First, understand that it is alright to be drawn to a field for superficial reasons. I’m sure professional sports team rosters are full of guys who initially just wanted to be cool or rich. There are probably more than a few doctors and lawyers who were originally drawn in by the prospect of a big paycheck.

However, the greedy nature of human beings means that many other people are drawn to a pursuit for the same reasons. As things become more difficult (and they ALWAYS do), superficial reasons won’t be enough. It won’t be long before competition forces you out.

I see this often in boxing. There is no formal process to becoming a professional boxer. Any person can fill out the forms, get a physical, get on a fight card and get paid a low amount to fight.

Other sports require a person to compete against other amateurs before being SELECTED by a professional sports team. There are many in boxing who call themselves “pros” but it’s in name only. These guys would be better off going pro only once they’d taken the time fight for free, developed a love for the sport and learned the game.

Second, realize that at its most basic, internal motivation is an addiction. People talk about runner’s high. Chasing that feeling is what keeps a person running daily, for miles, even when they don’t want to. This feeling is not restricted to the sport of running.

Once you start working out, you feel immensely better assuming you’re doing it the right way then you’re going to be incredibly motivated by the feeling you get.

At first, this addiction alone isn’t strong enough to drive you, but what you put your mind on is what grows. If each day you focus on that feeling, your hunger for it will grow into a monster that demands to be fed. Progress will become effortless.

On the flip-side, if you only focus on the external rewards you will grow frustrated with each passing day. Your mind focuses on what you currently lack. If you write for money, study something because of how much it pays or get into the boxing ring to impress people, those results are what your mind focuses on. Eventually, you will quit.

This is why the prominent bloggers caution against blogging for money. This is the same reason I caution a young fighter about getting into boxing to impress people. There are easier ways to achieve your external goals and sooner or later, you’ll realize that and hate yourself.

If it’s just about the money, you can always slang rocks.

People are motivated by three things: resources, vanity, and reproductive opportunities. Motivation dissipates upon attainment of one of these. There a few things that ruin a dedicated athlete faster than the money, women, fortune and fame. 

In the Hindu religion, there is the idea of a “Siddha”. A Siddha is a one who has achieved a high level of spiritual and physical development, essentially becoming an enlightened being. On the path to enlightenment, a Siddha gains various powers such as flying, telepathy, immortality, etc.
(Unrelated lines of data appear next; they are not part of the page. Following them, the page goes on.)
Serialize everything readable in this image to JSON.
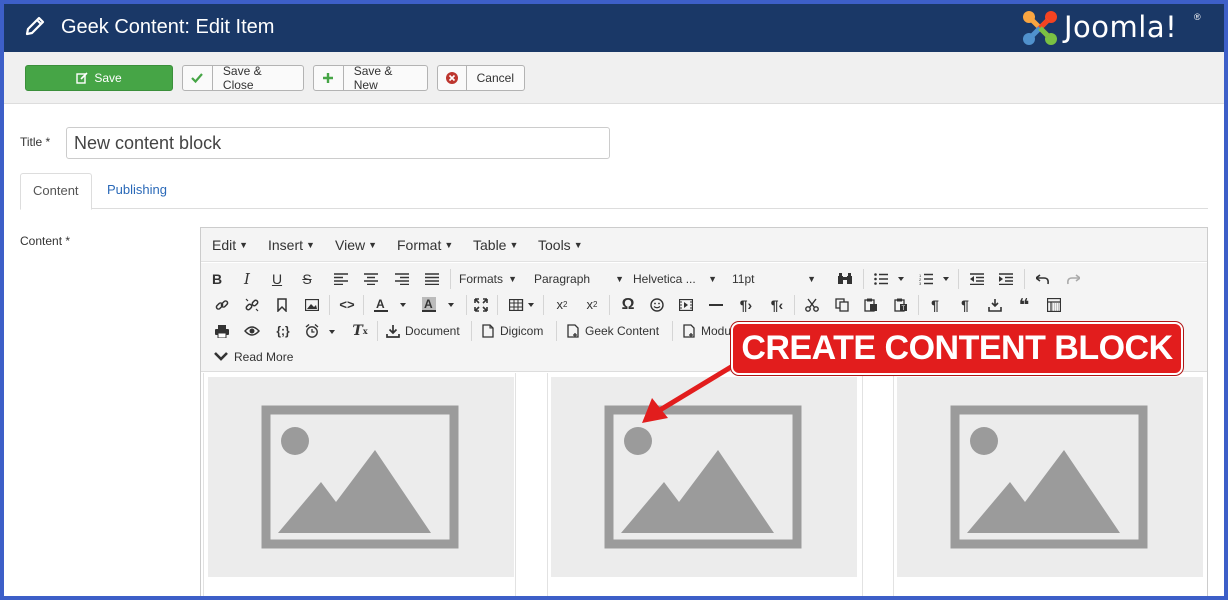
{
  "header": {
    "title": "Geek Content: Edit Item",
    "brand": "Joomla!",
    "brand_mark": "Joomla",
    "brand_reg": "®"
  },
  "toolbar": {
    "save_label": "Save",
    "save_close_label": "Save & Close",
    "save_new_label": "Save & New",
    "cancel_label": "Cancel"
  },
  "form": {
    "title_label": "Title *",
    "title_value": "New content block",
    "content_label": "Content *"
  },
  "tabs": [
    {
      "label": "Content",
      "active": true
    },
    {
      "label": "Publishing",
      "active": false
    }
  ],
  "editor": {
    "menu": [
      "Edit",
      "Insert",
      "View",
      "Format",
      "Table",
      "Tools"
    ],
    "formats_label": "Formats",
    "block_format": "Paragraph",
    "font_family": "Helvetica ...",
    "font_size": "11pt",
    "plugins": {
      "document": "Document",
      "digicom": "Digicom",
      "geek_content": "Geek Content",
      "module": "Modu"
    },
    "read_more": "Read More"
  },
  "callout": {
    "text": "CREATE CONTENT BLOCK"
  },
  "colors": {
    "header_bg": "#1a3867",
    "save_green": "#46a546",
    "callout_red": "#e21d1d",
    "frame_blue": "#3d5fc8"
  }
}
If at any point in his development he gets distracted by his new powers, his development will cease. Not only will it cease, but he will deteriorate until he is worse than when he started. This is a powerful analogy to the danger of doing things simply for tangible benefit.

Even if you gain your material desires, focusing on them will derail your development. For some this is acceptable—to be a flash in the pan, then fade away after their 15 minutes of fame. You won’t go far with this attitude. This is a mediocre process that may occasionally produce superior results. 
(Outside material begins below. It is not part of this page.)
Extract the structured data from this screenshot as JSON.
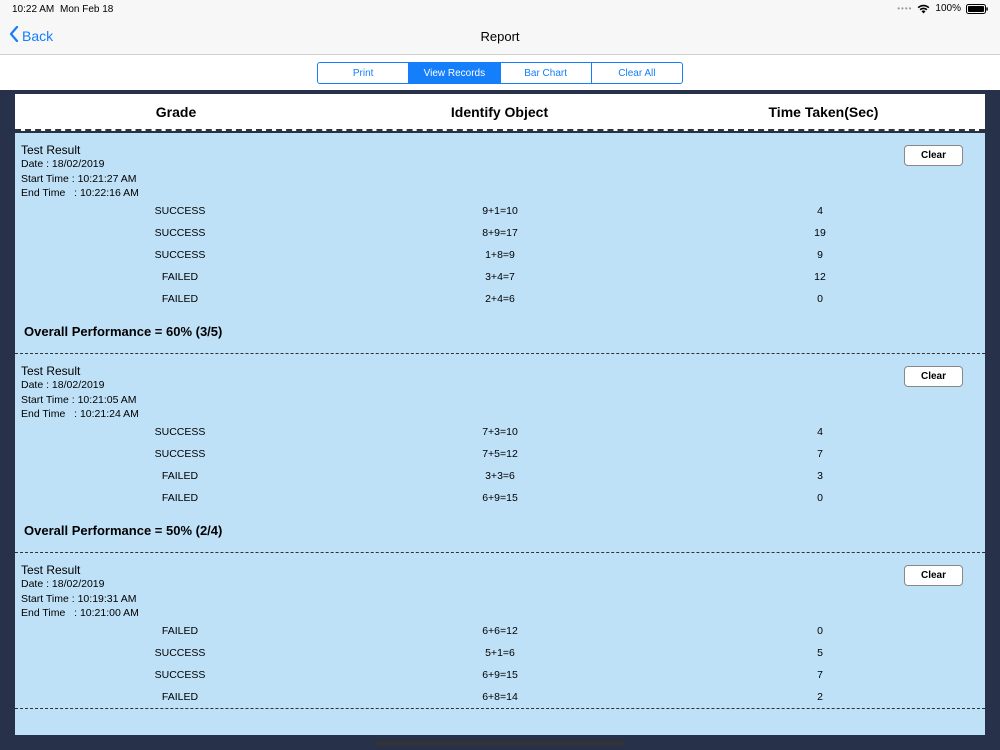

Mastery is a process of enlightenment. Self-development in the face of a difficult task that will transform you into something great. Physical training is not enlightenment in the spiritual sense, but it allows you to touch something psychologically sublime. 

Seeking personal enlightenment in the pursuit of your worthy goal is motivation for the long term. People will hate or love you. They may never see you. Money comes and goes. You may never make any. Groupies are abundant, but sparse when you’re not on top. Seeking mastery is the only way to transcend the competition.